▶ Task requirements: All of the data is to be copied word for word.

▶ Dataset records:

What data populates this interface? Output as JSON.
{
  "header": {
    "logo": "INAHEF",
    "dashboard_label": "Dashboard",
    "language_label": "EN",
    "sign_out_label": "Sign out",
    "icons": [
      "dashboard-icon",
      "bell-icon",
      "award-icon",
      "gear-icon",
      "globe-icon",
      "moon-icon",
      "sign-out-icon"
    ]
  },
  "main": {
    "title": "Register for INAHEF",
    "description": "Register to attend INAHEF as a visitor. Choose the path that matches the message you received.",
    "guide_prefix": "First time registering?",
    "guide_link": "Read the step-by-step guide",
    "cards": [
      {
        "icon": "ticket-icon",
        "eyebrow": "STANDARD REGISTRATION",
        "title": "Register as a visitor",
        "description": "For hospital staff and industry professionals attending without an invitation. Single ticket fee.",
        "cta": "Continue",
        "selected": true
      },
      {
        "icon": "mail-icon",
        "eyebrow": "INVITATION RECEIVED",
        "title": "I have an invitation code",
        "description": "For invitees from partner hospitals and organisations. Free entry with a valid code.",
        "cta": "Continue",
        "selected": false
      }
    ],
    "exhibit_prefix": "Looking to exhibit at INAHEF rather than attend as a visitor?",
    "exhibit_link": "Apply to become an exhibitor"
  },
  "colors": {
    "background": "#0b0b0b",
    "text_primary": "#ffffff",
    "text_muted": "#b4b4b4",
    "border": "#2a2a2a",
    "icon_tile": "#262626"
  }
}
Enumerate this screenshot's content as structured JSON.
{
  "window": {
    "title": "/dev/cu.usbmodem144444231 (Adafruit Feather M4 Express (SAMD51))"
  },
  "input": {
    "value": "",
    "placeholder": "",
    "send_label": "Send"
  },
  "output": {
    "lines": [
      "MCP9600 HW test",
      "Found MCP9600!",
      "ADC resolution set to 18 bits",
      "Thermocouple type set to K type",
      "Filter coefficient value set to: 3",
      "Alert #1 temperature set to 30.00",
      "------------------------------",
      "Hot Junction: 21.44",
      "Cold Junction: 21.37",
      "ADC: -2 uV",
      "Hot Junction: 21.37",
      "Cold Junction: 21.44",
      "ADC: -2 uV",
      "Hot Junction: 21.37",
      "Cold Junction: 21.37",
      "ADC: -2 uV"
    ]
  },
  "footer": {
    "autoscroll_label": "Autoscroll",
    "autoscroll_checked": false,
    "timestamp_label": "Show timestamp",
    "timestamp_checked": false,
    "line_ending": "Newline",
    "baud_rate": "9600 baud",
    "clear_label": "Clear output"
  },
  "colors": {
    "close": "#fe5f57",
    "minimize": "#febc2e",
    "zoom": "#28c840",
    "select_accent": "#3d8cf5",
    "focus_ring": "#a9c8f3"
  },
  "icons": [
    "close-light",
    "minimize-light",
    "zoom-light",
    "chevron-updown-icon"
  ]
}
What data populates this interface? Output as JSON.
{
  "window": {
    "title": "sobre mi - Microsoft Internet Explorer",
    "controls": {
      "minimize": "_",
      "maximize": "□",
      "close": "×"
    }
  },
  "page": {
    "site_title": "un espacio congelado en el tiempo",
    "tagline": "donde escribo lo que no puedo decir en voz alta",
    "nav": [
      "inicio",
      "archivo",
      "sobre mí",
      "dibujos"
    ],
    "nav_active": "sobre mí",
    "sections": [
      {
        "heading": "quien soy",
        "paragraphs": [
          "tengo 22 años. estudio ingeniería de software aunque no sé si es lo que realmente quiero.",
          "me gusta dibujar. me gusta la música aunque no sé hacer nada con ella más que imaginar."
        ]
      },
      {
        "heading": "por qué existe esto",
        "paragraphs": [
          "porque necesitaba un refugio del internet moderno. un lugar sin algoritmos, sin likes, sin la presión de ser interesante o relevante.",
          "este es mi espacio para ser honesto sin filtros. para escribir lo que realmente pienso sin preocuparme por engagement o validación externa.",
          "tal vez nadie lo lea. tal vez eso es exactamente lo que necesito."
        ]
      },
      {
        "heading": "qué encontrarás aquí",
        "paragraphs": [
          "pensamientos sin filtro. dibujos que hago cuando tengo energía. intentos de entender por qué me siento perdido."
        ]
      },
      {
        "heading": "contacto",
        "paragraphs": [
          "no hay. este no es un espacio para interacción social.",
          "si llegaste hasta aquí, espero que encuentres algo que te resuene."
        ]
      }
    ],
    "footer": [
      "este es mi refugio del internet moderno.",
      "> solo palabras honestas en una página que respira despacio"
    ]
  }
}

▶ Response:
What data populates this interface? Output as JSON.
{
  "header": {
    "logo": "INAHEF",
    "dashboard_label": "Dashboard",
    "language_label": "EN",
    "sign_out_label": "Sign out",
    "icons": [
      "dashboard-icon",
      "bell-icon",
      "award-icon",
      "gear-icon",
      "globe-icon",
      "moon-icon",
      "sign-out-icon"
    ]
  },
  "main": {
    "title": "Register for INAHEF",
    "description": "Register to attend INAHEF as a visitor. Choose the path that matches the message you received.",
    "guide_prefix": "First time registering?",
    "guide_link": "Read the step-by-step guide",
    "cards": [
      {
        "icon": "ticket-icon",
        "eyebrow": "STANDARD REGISTRATION",
        "title": "Register as a visitor",
        "description": "For hospital staff and industry professionals attending without an invitation. Single ticket fee.",
        "cta": "Continue",
        "selected": true
      },
      {
        "icon": "mail-icon",
        "eyebrow": "INVITATION RECEIVED",
        "title": "I have an invitation code",
        "description": "For invitees from partner hospitals and organisations. Free entry with a valid code.",
        "cta": "Continue",
        "selected": false
      }
    ],
    "exhibit_prefix": "Looking to exhibit at INAHEF rather than attend as a visitor?",
    "exhibit_link": "Apply to become an exhibitor"
  },
  "colors": {
    "background": "#0b0b0b",
    "text_primary": "#ffffff",
    "text_muted": "#b4b4b4",
    "border": "#2a2a2a",
    "icon_tile": "#262626"
  }
}
Enumerate this screenshot's content as structured JSON.
{
  "window": {
    "title": "/dev/cu.usbmodem144444231 (Adafruit Feather M4 Express (SAMD51))"
  },
  "input": {
    "value": "",
    "placeholder": "",
    "send_label": "Send"
  },
  "output": {
    "lines": [
      "MCP9600 HW test",
      "Found MCP9600!",
      "ADC resolution set to 18 bits",
      "Thermocouple type set to K type",
      "Filter coefficient value set to: 3",
      "Alert #1 temperature set to 30.00",
      "------------------------------",
      "Hot Junction: 21.44",
      "Cold Junction: 21.37",
      "ADC: -2 uV",
      "Hot Junction: 21.37",
      "Cold Junction: 21.44",
      "ADC: -2 uV",
      "Hot Junction: 21.37",
      "Cold Junction: 21.37",
      "ADC: -2 uV"
    ]
  },
  "footer": {
    "autoscroll_label": "Autoscroll",
    "autoscroll_checked": false,
    "timestamp_label": "Show timestamp",
    "timestamp_checked": false,
    "line_ending": "Newline",
    "baud_rate": "9600 baud",
    "clear_label": "Clear output"
  },
  "colors": {
    "close": "#fe5f57",
    "minimize": "#febc2e",
    "zoom": "#28c840",
    "select_accent": "#3d8cf5",
    "focus_ring": "#a9c8f3"
  },
  "icons": [
    "close-light",
    "minimize-light",
    "zoom-light",
    "chevron-updown-icon"
  ]
}
What data populates this interface? Output as JSON.
{
  "window": {
    "title": "sobre mi - Microsoft Internet Explorer",
    "controls": {
      "minimize": "_",
      "maximize": "□",
      "close": "×"
    }
  },
  "page": {
    "site_title": "un espacio congelado en el tiempo",
    "tagline": "donde escribo lo que no puedo decir en voz alta",
    "nav": [
      "inicio",
      "archivo",
      "sobre mí",
      "dibujos"
    ],
    "nav_active": "sobre mí",
    "sections": [
      {
        "heading": "quien soy",
        "paragraphs": [
          "tengo 22 años. estudio ingeniería de software aunque no sé si es lo que realmente quiero.",
          "me gusta dibujar. me gusta la música aunque no sé hacer nada con ella más que imaginar."
        ]
      },
      {
        "heading": "por qué existe esto",
        "paragraphs": [
          "porque necesitaba un refugio del internet moderno. un lugar sin algoritmos, sin likes, sin la presión de ser interesante o relevante.",
          "este es mi espacio para ser honesto sin filtros. para escribir lo que realmente pienso sin preocuparme por engagement o validación externa.",
          "tal vez nadie lo lea. tal vez eso es exactamente lo que necesito."
        ]
      },
      {
        "heading": "qué encontrarás aquí",
        "paragraphs": [
          "pensamientos sin filtro. dibujos que hago cuando tengo energía. intentos de entender por qué me siento perdido."
        ]
      },
      {
        "heading": "contacto",
        "paragraphs": [
          "no hay. este no es un espacio para interacción social.",
          "si llegaste hasta aquí, espero que encuentres algo que te resuene."
        ]
      }
    ],
    "footer": [
      "este es mi refugio del internet moderno.",
      "> solo palabras honestas en una página que respira despacio"
    ]
  }
}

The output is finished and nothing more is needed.